> [Web page and app entries]:
·····

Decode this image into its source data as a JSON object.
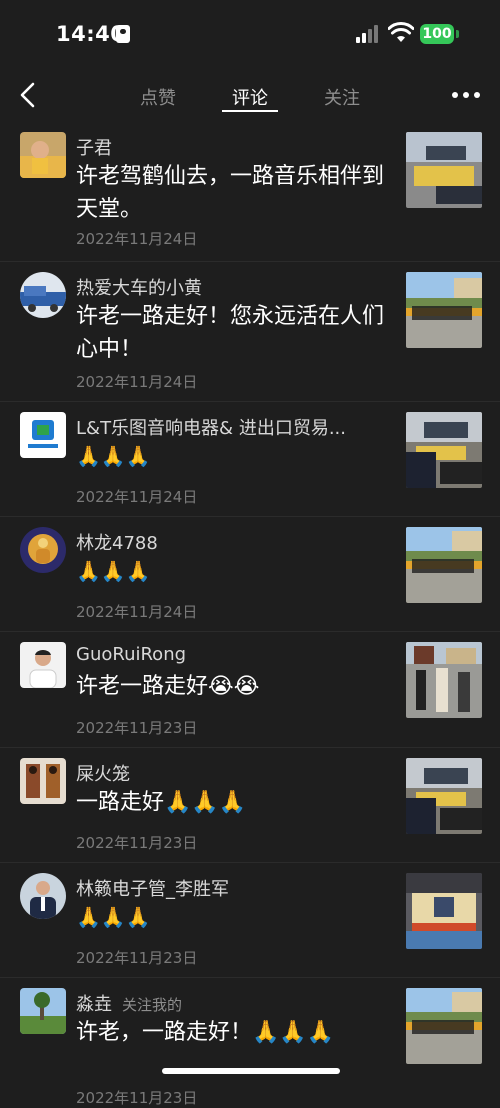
{
  "status": {
    "time": "14:40",
    "battery": "100"
  },
  "nav": {
    "tabs": [
      {
        "label": "点赞",
        "active": false
      },
      {
        "label": "评论",
        "active": true
      },
      {
        "label": "关注",
        "active": false
      }
    ]
  },
  "comments": [
    {
      "user": "子君",
      "text": "许老驾鹤仙去，一路音乐相伴到天堂。",
      "date": "2022年11月24日"
    },
    {
      "user": "热爱大车的小黄",
      "text": "许老一路走好！您永远活在人们心中！",
      "date": "2022年11月24日"
    },
    {
      "user": "L&T乐图音响电器& 进出口贸易...",
      "text": "🙏🙏🙏",
      "date": "2022年11月24日"
    },
    {
      "user": "林龙4788",
      "text": "🙏🙏🙏",
      "date": "2022年11月24日"
    },
    {
      "user": "GuoRuiRong",
      "text": "许老一路走好😭😭",
      "date": "2022年11月23日"
    },
    {
      "user": "屎火笼",
      "text": "一路走好🙏🙏🙏",
      "date": "2022年11月23日"
    },
    {
      "user": "林籁电子管_李胜军",
      "text": "🙏🙏🙏",
      "date": "2022年11月23日"
    },
    {
      "user": "淼垚",
      "tag": "关注我的",
      "text": "许老，一路走好！🙏🙏🙏",
      "date": "2022年11月23日"
    }
  ]
}
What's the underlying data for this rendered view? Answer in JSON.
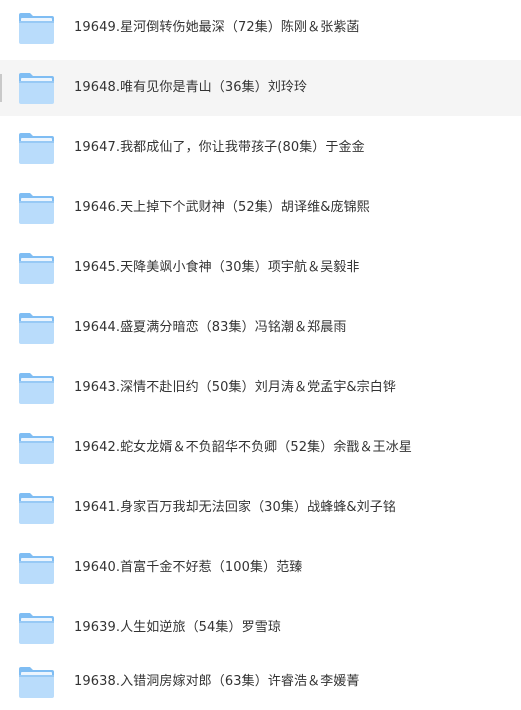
{
  "file_list": {
    "hover_index": 1,
    "items": [
      {
        "name": "19649.星河倒转伤她最深（72集）陈刚＆张紫菡",
        "icon": "folder-icon"
      },
      {
        "name": "19648.唯有见你是青山（36集）刘玲玲",
        "icon": "folder-icon"
      },
      {
        "name": "19647.我都成仙了，你让我带孩子(80集）于金金",
        "icon": "folder-icon"
      },
      {
        "name": "19646.天上掉下个武财神（52集）胡译维&庞锦熙",
        "icon": "folder-icon"
      },
      {
        "name": "19645.天降美飒小食神（30集）项宇航＆吴毅非",
        "icon": "folder-icon"
      },
      {
        "name": "19644.盛夏满分暗恋（83集）冯铭潮＆郑晨雨",
        "icon": "folder-icon"
      },
      {
        "name": "19643.深情不赴旧约（50集）刘月涛＆党孟宇&宗白铧",
        "icon": "folder-icon"
      },
      {
        "name": "19642.蛇女龙婿＆不负韶华不负卿（52集）余戬＆王冰星",
        "icon": "folder-icon"
      },
      {
        "name": "19641.身家百万我却无法回家（30集）战蜂蜂&刘子铭",
        "icon": "folder-icon"
      },
      {
        "name": "19640.首富千金不好惹（100集）范臻",
        "icon": "folder-icon"
      },
      {
        "name": "19639.人生如逆旅（54集）罗雪琼",
        "icon": "folder-icon"
      },
      {
        "name": "19638.入错洞房嫁对郎（63集）许睿浩＆李媛菁",
        "icon": "folder-icon"
      }
    ]
  },
  "colors": {
    "folder_light": "#b9dcfb",
    "folder_mid": "#7fbdf3",
    "folder_dark": "#5aa6ea",
    "text": "#333333",
    "hover_bg": "#f5f5f5"
  }
}
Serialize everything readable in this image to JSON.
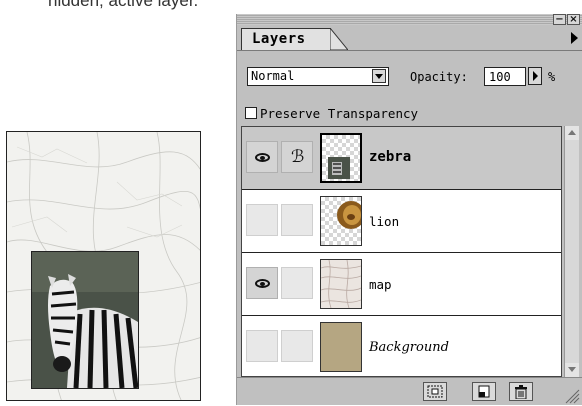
{
  "caption": "hidden; active layer.",
  "palette": {
    "tab_label": "Layers",
    "blend_mode": "Normal",
    "opacity_label": "Opacity:",
    "opacity_value": "100",
    "opacity_unit": "%",
    "preserve_transparency_label": "Preserve Transparency",
    "preserve_transparency_checked": false,
    "layers": [
      {
        "name": "zebra",
        "visible": true,
        "brush": true,
        "active": true
      },
      {
        "name": "lion",
        "visible": false,
        "brush": false,
        "active": false
      },
      {
        "name": "map",
        "visible": true,
        "brush": false,
        "active": false
      },
      {
        "name": "Background",
        "visible": false,
        "brush": false,
        "active": false
      }
    ],
    "icons": [
      "palette-menu-arrow-icon",
      "new-layer-mask-icon",
      "new-layer-icon",
      "trash-icon"
    ]
  },
  "colors": {
    "palette_bg": "#c0c0c0",
    "active_row": "#c8c8c8",
    "background_swatch": "#b5a682"
  }
}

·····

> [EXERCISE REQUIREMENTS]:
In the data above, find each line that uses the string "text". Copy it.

> [EXERCISE SOLUTION]:
      "text": "许老驾鹤仙去，一路音乐相伴到天堂。",
      "text": "许老一路走好！您永远活在人们心中！",
      "text": "🙏🙏🙏",
      "text": "🙏🙏🙏",
      "text": "许老一路走好😭😭",
      "text": "一路走好🙏🙏🙏",
      "text": "🙏🙏🙏",
      "text": "许老，一路走好！🙏🙏🙏",
    "text": "#333333",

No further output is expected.